Task inputs Start Marker

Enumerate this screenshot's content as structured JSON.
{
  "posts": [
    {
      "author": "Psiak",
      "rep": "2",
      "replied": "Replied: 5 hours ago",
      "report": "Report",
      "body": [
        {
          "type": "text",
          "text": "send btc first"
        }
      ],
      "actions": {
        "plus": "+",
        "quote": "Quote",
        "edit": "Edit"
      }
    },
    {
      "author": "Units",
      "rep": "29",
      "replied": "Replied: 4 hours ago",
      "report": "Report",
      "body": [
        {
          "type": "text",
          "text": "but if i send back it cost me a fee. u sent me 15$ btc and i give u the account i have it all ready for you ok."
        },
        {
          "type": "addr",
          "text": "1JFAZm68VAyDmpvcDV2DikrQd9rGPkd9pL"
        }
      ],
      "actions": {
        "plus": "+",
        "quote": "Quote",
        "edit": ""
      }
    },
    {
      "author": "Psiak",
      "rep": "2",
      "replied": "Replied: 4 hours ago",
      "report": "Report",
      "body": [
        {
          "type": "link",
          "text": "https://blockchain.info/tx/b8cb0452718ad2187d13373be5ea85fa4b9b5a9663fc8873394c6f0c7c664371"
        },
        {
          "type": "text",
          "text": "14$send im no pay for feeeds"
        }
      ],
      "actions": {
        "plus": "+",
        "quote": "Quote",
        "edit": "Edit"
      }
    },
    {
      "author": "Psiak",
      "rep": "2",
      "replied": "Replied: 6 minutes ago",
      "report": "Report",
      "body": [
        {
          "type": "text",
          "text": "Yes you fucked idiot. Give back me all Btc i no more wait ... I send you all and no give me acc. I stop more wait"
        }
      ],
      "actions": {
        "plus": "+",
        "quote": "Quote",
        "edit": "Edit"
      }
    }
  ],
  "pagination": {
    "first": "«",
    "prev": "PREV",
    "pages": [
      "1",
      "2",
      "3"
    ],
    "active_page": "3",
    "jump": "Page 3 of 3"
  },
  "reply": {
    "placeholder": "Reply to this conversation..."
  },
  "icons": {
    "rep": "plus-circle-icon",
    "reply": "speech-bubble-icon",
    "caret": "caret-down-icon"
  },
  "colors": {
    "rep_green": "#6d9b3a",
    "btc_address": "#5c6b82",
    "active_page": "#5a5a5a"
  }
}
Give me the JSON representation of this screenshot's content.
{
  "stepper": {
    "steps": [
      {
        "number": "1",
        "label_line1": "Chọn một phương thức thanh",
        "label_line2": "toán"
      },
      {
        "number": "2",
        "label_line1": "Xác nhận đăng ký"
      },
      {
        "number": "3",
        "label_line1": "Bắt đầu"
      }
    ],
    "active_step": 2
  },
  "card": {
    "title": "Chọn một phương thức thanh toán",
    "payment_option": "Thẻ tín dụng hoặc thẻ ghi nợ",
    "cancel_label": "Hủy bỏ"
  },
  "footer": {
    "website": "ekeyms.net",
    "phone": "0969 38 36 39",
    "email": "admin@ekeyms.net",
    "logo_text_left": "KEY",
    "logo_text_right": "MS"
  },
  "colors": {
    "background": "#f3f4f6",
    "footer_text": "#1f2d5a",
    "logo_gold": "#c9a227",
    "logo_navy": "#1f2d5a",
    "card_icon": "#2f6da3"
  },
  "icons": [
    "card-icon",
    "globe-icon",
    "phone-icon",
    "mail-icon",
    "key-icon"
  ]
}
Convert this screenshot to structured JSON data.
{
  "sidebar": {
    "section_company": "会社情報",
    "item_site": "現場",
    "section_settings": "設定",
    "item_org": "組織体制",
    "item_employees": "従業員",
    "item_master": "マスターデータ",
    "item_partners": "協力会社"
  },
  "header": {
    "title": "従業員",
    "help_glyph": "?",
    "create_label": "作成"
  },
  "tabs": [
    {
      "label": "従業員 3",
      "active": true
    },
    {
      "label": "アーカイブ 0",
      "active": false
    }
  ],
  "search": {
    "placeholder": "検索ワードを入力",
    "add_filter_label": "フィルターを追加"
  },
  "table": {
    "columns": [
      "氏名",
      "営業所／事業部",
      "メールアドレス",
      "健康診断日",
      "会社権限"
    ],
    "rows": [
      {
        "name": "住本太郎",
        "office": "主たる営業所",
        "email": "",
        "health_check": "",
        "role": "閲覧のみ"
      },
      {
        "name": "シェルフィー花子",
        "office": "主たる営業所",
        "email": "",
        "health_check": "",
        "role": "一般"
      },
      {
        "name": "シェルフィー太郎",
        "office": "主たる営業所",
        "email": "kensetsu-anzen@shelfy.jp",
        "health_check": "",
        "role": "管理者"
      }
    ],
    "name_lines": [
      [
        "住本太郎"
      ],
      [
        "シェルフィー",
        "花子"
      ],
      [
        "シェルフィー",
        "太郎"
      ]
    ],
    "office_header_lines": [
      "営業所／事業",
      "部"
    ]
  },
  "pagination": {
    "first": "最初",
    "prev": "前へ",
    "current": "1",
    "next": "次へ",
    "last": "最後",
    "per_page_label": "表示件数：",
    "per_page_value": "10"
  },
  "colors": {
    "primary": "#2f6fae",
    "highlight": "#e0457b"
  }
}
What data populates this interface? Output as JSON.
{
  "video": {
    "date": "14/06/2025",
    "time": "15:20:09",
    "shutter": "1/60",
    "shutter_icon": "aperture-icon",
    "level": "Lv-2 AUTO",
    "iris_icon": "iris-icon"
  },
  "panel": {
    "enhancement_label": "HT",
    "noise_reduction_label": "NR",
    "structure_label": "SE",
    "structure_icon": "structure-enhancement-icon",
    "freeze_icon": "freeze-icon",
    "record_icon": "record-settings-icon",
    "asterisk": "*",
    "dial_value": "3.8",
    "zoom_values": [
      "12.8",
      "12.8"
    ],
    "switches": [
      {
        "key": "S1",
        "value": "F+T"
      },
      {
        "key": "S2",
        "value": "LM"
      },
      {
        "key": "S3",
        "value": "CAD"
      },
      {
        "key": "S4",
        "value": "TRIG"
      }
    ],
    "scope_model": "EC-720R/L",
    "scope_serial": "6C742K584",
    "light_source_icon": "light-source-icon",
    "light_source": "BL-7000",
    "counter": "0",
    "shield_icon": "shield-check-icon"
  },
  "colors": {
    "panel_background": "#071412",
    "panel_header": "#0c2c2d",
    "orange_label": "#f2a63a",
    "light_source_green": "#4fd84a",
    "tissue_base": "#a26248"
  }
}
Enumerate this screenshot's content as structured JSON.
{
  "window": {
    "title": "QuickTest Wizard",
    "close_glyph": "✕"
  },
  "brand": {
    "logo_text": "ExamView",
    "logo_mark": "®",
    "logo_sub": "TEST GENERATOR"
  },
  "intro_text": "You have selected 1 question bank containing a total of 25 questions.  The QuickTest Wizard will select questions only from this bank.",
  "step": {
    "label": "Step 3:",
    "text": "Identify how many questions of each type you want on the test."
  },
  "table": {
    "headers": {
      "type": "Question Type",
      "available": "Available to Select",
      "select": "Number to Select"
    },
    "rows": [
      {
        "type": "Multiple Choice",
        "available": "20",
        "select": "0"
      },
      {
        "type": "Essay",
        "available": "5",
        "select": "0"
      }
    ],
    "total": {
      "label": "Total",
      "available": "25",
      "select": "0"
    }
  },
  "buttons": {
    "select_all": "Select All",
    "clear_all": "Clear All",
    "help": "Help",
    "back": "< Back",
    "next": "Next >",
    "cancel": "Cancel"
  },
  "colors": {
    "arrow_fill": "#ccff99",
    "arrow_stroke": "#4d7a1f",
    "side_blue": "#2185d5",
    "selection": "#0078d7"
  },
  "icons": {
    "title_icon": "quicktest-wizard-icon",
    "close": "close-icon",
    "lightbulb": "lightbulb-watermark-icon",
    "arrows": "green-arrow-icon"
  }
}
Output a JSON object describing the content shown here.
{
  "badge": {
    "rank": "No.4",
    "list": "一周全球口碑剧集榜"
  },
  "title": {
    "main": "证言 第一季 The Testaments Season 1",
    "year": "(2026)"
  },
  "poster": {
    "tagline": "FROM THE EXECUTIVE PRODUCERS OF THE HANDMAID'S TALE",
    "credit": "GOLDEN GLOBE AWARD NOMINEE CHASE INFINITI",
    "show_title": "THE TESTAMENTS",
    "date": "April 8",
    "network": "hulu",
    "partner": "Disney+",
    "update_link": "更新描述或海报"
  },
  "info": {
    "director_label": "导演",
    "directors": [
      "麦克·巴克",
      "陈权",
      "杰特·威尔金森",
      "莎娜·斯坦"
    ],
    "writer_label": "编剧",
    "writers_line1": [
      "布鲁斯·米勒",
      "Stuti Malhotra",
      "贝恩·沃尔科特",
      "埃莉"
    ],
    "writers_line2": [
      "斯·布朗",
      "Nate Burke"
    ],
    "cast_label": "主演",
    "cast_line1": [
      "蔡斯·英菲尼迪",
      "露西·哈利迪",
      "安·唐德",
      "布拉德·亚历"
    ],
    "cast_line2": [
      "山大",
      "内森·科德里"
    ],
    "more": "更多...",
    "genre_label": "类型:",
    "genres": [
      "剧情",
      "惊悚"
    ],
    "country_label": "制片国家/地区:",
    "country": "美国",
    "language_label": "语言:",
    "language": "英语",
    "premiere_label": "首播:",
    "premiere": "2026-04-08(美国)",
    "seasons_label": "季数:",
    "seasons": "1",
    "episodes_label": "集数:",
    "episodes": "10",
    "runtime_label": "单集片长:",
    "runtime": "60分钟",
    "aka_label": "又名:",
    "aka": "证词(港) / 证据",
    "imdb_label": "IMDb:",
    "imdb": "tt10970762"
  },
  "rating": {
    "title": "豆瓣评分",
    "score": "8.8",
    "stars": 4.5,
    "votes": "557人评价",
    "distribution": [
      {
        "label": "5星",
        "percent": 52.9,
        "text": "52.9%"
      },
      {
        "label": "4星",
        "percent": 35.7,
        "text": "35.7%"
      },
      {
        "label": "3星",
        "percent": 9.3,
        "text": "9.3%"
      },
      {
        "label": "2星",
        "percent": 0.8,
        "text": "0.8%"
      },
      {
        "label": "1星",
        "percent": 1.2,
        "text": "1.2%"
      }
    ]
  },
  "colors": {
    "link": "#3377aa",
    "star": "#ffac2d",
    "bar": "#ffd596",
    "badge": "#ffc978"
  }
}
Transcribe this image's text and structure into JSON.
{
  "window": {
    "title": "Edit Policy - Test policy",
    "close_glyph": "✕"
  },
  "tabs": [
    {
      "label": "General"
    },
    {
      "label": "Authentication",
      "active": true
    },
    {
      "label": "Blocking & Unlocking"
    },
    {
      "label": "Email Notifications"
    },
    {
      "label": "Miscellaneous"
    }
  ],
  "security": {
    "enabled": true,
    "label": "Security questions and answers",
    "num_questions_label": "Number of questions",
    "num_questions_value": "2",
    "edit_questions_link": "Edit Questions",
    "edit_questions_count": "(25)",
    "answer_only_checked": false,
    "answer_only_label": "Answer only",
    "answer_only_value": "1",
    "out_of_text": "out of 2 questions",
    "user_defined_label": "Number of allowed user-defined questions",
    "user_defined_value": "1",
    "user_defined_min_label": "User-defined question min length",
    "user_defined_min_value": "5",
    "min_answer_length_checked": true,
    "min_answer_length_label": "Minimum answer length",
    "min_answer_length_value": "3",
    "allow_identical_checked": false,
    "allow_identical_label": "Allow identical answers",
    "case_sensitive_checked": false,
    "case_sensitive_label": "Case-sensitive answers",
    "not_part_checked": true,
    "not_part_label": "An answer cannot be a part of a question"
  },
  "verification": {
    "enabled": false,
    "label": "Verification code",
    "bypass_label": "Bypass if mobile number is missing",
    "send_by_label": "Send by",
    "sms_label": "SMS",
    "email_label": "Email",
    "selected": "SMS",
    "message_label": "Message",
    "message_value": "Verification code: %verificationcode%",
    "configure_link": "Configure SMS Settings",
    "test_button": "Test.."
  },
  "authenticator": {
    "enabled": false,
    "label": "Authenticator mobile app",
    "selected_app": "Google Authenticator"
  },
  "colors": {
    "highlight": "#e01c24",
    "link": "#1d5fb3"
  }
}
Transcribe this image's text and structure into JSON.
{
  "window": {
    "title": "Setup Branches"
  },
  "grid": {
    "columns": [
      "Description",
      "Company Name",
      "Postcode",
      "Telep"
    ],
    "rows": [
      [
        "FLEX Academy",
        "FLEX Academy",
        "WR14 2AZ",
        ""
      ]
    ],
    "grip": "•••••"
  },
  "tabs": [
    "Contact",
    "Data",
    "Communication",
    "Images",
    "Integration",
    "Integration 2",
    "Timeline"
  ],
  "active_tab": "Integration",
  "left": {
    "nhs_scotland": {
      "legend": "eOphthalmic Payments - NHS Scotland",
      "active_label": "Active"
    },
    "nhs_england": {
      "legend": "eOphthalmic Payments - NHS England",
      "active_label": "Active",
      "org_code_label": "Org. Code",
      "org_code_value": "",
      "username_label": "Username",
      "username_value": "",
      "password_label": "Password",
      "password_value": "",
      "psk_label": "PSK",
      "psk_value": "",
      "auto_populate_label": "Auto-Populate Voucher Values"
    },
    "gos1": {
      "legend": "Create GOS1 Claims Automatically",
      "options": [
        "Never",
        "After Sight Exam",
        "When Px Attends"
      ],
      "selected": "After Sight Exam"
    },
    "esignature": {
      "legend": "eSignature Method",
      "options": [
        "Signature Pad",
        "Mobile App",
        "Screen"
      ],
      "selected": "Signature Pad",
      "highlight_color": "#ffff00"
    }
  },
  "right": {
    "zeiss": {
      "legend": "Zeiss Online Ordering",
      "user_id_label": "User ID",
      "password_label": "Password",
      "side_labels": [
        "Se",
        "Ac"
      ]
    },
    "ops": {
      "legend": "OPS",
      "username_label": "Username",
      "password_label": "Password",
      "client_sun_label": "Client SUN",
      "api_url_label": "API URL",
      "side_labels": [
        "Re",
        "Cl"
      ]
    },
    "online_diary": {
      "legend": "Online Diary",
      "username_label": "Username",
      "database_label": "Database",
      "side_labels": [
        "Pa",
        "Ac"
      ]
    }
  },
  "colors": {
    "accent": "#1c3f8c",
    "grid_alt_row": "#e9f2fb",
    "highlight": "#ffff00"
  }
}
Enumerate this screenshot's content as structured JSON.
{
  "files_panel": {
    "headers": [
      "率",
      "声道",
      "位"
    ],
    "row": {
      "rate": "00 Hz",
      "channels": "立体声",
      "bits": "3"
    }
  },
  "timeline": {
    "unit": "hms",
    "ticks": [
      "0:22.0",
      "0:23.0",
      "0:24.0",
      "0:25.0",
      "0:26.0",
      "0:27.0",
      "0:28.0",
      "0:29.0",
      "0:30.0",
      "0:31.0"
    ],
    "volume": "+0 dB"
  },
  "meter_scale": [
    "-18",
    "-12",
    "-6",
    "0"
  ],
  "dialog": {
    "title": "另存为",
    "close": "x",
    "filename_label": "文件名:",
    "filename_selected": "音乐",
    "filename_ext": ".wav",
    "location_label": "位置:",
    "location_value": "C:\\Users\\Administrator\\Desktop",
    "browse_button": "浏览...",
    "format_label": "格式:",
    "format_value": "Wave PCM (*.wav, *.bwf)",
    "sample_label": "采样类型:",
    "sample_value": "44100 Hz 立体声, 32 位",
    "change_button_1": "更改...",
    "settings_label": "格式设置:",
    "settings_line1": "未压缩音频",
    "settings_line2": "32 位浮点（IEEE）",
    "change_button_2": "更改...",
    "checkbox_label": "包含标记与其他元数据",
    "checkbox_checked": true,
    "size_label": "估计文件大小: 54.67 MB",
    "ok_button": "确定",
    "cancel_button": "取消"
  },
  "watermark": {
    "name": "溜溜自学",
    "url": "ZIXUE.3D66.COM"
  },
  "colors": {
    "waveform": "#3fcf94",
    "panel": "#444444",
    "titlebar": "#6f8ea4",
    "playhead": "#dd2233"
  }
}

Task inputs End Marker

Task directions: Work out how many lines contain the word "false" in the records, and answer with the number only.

Solved exercise: 6